“It was just too soon after the riot for a lot of people,” says Gallagher, whose son played for St. John’s in that game. “People were truly scared to go down to that neighborhood again.”
Because of the small crowd, cleanup costs exceeded revenues. So, as quickly as it reappeared, the city-title game went away again. And in the ensuing years, there’s been little movement toward a rekindling.
Bolden, for one, doesn’t seem to care if the game gets another shot. Though retired from his job with city schools, he remains on the committee that oversees the public-school title game, now held on Thanksgiving Day before crowds of around 6,000 at, of all places, Eastern High School.
“As far as I’m concerned, this city has a championship game: the public-school championship,” Bolden says.
When asked if, given the reason behind the termination of the public/private championship, he thought renewing the game would send a healthy signal to city residents, Bolden responded, “We can talk with the Catholics all we want about getting the [city-title] game going, as long as everybody knows we’re not giving up Thanksgiving. That’s not open for discussion. We’re not giving up Thanksgiving.”
Gallagher, now 79 and retired, seems far more enthusiastic. “Listen, the ’60s were tough times around here, really tough times,” he says. “But you look at the Catholic league now, with so many black players and black coachesthe racial feeling between the two leagues is really passé. I’m sure there’s still some feeling there, but not enough to deter the playing of a football game. I think it would be nice to get the title game back. It’s time to move on, and this is one way we can all move on.”

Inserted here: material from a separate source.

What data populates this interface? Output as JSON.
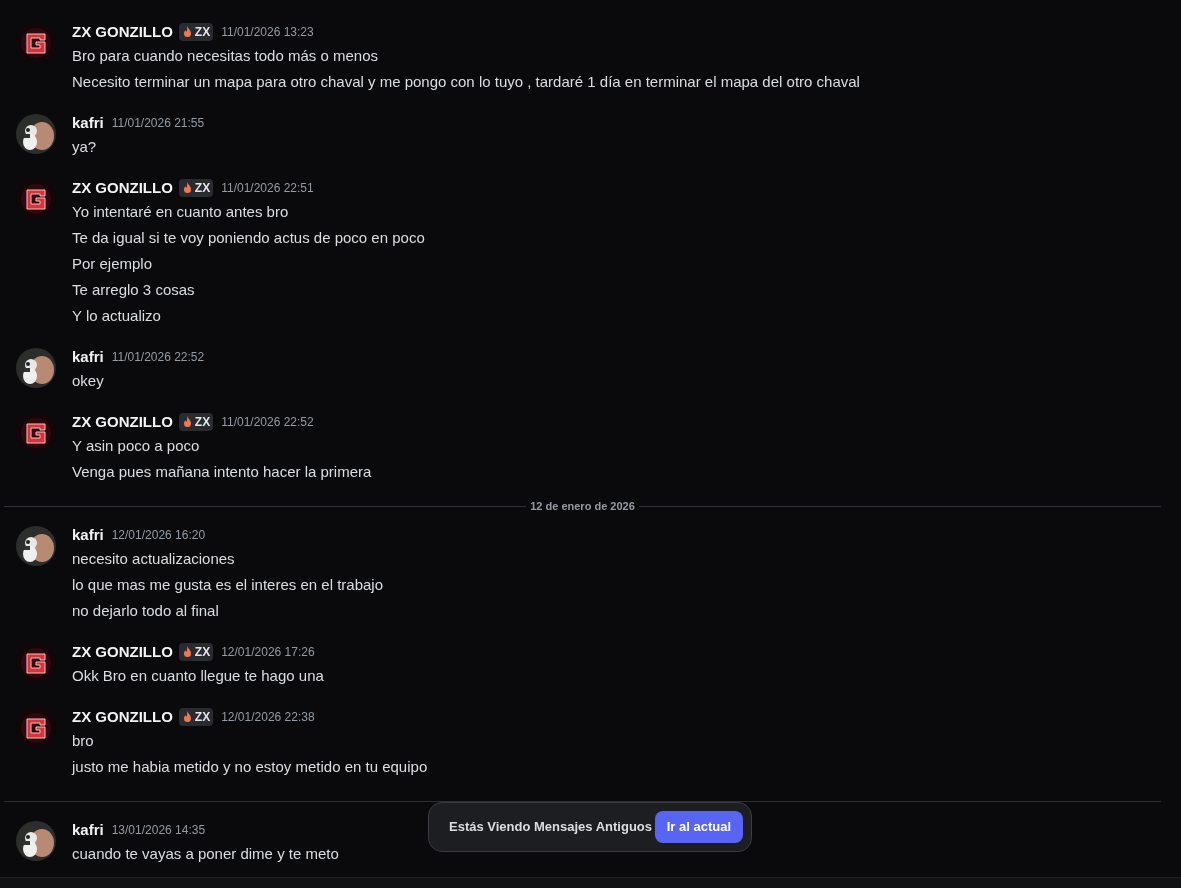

Calabrese says he doesn’t think about the Eastern game much, but when he does, it’s not about riots but about how excited he was that day to play, and play well, in front of so many people. His son T.J. is now a star receiver for St. John’s, and Calabrese wishes his boy would have the same opportunity to wear his school’s colors in such an important game. He realizes, however, that even without a title game, his son isn’t lacking for big rivalries. “There’s always Gonzaga,” he says.Dave McKenna